Living with limited bandwidth or an old computer
Digital divide issues are frustrating. Here are our best tips for enjoying Daily Kos in situations with limited resources.
I live in a community with limited internet access, so I'm not unaware of your pain. I have many times needed to exist for a week on dial-up plus an occasional Starbucks run while I was helping my mom pack up her house. (Shockingly, my mother did not have fast internet, even though she lived in the city.) Many homes in my area are not able to access any form of broadband, not even satellite.
Daily Kos is now using more images on the front page. Everyone loves looking at images, but they do naturally increase download times.
Meanwhile, here are our best tips, from someone who has suffered many a day over satellite and dialup and all kinds of cranky connections:
1. A fast computer does help. It's not just your modem speed: browsers are much more memory intensive and processor intensive than they used to be. Whatever computer you do have, stuff it to the gills with memory.
3. Pages are set up so you can do a lot of functions without reloading the whole page, including posting comments and loading new comments from other people. These new strategies allow the browser to just get the new text it needs, which is more efficient.
4. If you open a photo diary, it's going to use a lot of bandwidth - it's just the nature of the beast. Even I do, on a not-quite-broadband connection. Open the page, then maybe go do the laundry or something. Our image library means that everything loaded there is relatively well compressed and efficient, but there's only so much you can do while still making the images clear and crisp and good-looking for everyone.
5. RSS is available for the major diary lists (front page, recent diaries, recommended diaries, etc), for every group blog, and every user blog, which will allow you to at least navigate to find the content you want in a lighter format. It's a text-only format, so compatible with every device. RSS feed readers may be obtained via the usual app sources; many good ones are free or very inexpensive. The platform from which you obtain the feed reader will tell you the system requirements. Once you install it, then you can prompt the reader to find Daily Kos.
6. Subscribing to remove ads will mean you won't have to load those images or spend processing power to animate them. The $40 annual fee may be worthwhile for the additional speed.
7. You can also try setting your browser to turning off loading of new images altogether, so that when a diary with an image comes up, you have to affirmatively click to load it.
8. You can configure your preferences in "edit profile" a little bit to help. You can play with the comment preferences - autorefresh will bring in comments without you reloading the page, but it also creates overhead in the browser. You can use the m. version to avoid loading comments altogether.

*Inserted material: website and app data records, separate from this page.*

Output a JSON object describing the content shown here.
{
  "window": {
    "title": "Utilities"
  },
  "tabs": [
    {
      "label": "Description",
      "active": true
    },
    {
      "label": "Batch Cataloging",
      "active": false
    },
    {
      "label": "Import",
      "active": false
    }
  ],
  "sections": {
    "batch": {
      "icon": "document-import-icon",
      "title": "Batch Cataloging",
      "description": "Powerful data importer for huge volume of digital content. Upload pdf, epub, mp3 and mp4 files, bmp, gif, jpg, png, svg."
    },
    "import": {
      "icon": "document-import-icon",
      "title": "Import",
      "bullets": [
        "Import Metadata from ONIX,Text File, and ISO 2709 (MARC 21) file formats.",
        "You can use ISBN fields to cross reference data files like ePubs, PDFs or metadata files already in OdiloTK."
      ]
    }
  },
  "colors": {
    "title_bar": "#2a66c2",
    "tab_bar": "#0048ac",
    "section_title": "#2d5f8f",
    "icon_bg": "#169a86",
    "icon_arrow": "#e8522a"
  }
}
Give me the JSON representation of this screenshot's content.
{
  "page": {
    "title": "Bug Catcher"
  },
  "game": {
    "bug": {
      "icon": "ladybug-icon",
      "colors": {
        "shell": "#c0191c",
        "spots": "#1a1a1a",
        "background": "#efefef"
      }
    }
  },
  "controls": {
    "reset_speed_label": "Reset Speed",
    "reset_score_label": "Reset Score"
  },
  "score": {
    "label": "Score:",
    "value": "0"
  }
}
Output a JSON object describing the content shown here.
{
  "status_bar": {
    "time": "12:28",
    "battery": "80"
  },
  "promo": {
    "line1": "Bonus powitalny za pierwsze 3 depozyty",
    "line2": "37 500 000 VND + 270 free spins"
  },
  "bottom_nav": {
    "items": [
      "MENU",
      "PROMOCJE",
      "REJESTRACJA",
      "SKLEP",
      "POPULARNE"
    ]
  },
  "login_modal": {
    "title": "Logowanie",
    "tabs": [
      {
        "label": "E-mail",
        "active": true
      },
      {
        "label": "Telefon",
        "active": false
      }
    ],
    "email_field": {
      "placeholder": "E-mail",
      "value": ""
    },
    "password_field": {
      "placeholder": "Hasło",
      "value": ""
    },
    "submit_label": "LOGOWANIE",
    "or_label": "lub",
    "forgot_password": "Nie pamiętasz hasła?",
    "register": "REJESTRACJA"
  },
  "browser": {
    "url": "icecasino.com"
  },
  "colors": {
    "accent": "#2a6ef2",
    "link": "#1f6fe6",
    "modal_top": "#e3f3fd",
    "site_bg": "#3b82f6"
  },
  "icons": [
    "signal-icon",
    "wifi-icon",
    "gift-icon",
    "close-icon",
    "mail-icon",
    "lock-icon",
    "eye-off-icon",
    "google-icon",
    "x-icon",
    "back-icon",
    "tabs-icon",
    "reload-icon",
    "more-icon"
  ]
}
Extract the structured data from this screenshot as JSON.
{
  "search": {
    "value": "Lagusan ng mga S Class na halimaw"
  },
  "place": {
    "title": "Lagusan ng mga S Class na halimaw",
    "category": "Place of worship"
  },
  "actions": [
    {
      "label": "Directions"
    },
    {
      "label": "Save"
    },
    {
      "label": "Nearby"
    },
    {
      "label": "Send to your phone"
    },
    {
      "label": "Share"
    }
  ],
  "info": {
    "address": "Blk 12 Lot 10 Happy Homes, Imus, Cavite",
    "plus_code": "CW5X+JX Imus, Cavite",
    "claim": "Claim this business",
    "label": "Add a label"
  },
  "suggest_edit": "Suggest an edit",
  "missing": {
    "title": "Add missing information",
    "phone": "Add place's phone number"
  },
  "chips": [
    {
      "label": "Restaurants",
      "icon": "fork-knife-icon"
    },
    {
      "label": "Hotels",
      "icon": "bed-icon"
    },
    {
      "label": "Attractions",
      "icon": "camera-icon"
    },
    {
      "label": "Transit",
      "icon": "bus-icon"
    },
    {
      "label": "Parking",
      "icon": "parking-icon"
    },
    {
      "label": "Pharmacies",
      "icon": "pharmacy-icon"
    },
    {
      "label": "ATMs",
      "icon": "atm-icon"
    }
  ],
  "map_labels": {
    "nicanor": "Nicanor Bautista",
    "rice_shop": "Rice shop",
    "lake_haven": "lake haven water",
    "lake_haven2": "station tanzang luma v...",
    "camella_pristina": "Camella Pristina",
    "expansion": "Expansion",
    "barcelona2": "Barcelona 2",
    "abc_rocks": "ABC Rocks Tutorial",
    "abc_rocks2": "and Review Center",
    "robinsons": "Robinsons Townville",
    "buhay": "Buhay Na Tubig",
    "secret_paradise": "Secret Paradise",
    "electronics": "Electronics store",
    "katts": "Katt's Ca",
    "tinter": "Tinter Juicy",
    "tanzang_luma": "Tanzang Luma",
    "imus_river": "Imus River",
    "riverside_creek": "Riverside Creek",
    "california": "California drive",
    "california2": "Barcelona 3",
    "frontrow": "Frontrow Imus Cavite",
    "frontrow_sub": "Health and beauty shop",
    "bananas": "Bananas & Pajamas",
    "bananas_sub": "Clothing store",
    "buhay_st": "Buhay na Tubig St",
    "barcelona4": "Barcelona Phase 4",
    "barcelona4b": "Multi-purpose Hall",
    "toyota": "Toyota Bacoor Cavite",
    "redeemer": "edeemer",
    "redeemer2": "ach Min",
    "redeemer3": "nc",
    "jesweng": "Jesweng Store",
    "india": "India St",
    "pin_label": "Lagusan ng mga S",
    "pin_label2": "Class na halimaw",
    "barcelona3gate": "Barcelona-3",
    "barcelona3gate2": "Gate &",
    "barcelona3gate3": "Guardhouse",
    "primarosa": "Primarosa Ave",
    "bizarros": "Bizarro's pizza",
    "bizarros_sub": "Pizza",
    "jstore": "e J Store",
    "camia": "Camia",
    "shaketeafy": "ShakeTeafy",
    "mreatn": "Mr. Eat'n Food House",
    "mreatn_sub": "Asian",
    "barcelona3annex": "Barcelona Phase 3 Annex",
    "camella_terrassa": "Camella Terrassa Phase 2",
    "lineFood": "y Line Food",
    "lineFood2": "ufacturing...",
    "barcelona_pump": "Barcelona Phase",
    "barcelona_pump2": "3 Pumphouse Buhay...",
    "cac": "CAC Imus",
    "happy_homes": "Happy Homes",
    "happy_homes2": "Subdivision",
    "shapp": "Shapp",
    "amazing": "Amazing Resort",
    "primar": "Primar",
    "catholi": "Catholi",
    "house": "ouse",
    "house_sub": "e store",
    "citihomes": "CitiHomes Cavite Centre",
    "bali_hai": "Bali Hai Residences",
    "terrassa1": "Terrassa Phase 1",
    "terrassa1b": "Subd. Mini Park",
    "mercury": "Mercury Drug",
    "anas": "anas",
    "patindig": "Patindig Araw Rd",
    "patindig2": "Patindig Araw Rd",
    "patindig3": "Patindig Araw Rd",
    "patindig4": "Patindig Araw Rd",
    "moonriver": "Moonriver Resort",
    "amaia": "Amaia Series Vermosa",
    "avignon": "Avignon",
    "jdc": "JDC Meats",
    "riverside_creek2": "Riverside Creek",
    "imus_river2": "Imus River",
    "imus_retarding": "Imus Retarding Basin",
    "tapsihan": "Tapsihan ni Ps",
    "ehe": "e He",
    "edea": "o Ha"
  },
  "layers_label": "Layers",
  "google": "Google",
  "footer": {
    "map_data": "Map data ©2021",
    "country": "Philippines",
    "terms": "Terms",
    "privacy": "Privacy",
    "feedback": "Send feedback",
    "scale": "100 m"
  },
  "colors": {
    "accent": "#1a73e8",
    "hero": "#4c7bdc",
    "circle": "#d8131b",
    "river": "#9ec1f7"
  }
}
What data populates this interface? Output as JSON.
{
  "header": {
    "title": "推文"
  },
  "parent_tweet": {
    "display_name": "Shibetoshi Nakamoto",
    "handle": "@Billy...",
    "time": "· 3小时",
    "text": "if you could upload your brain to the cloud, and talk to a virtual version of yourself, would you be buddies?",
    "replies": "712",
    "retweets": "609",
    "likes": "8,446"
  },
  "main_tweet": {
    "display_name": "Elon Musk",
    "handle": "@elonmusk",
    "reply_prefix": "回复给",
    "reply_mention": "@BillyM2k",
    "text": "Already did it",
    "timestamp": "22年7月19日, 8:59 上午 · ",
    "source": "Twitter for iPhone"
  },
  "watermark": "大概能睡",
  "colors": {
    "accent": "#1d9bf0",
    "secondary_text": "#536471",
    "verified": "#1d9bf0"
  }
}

9. Just because we picked our home page to be our home page doesn't mean it has to be yours. You can start your Daily Kos day at your stream page (My Page at the top), showing the items you're following by author, tag, or group. You can start it at a particular group page, even the Community Spotlight or Recommended groups. You can bookmark the https://www.dailykos.com/diaries page, to see all recent diaries in a list. Any of these might get you where you want to go faster.
10. If you have a laptop, your public library may have free wi-fi. The ubiquitous Starbucks has free wi-fi, and you may have other local businesses that do as well. Sometimes you can even access the wi-fi just from the parking lot of these places. It's not a solution for everyday browsing, but it's a good strategy for downloading new software or for working on a day when the faster speed is especially paramount.
Meanwhile, keep advocating for more broadband access for everyone.
11. Older computers may benefit from alternative browsers (try Firefox first). It's a sad fact that no one is writing standard-compliant browsers for those perfectly useable older computers that can't run a modern OS. In some cases, if you're up for the technical challenge, changing it to some flavor of linux may help if you're on an orphaned platform.
12. Our rule is that we stop supporting older browsers when they become less than 5% of our audience. That is, we don't intentionally break them, but if bugs appear, we won't fix them. Time spent fixing them uses up a lot of developer hours for a short timeline for a very few readers, takes away from our ability to add improvements that have more benefit, and also makes our code harder to maintain for newer browsers and systems. In addition, it's just no longer safe to run old software - security exploits are rampant and can undermine your privacy and even make you vulnerable to theft. It's hard to throw away, or abandon, old beloved hardware. But, if your computer will no longer run software that is accepting security patches, it is important to move on. You wouldn't take expired prescription medicine or eat 15 year old canned food, either. New computers can now be had for a few hundred dollars, and once a decade is not too much to ask. A smartphone or tablet may also be a more affordable and very attractive option for browsing the web.
A good story to better understand the kinds of vulnerabilities an older system might have is told by Darknet Diaries, about Microsoft bug MS-067.
As developers, we are thinking of you, but we face the overconstrained problem of trying to support the people with 10-year-old+ technology and the people who want the latest and greatest power at their fingertips and the people who have powerful and new computers but minimal data transfer. We thread this needle as thoughtfully as we can.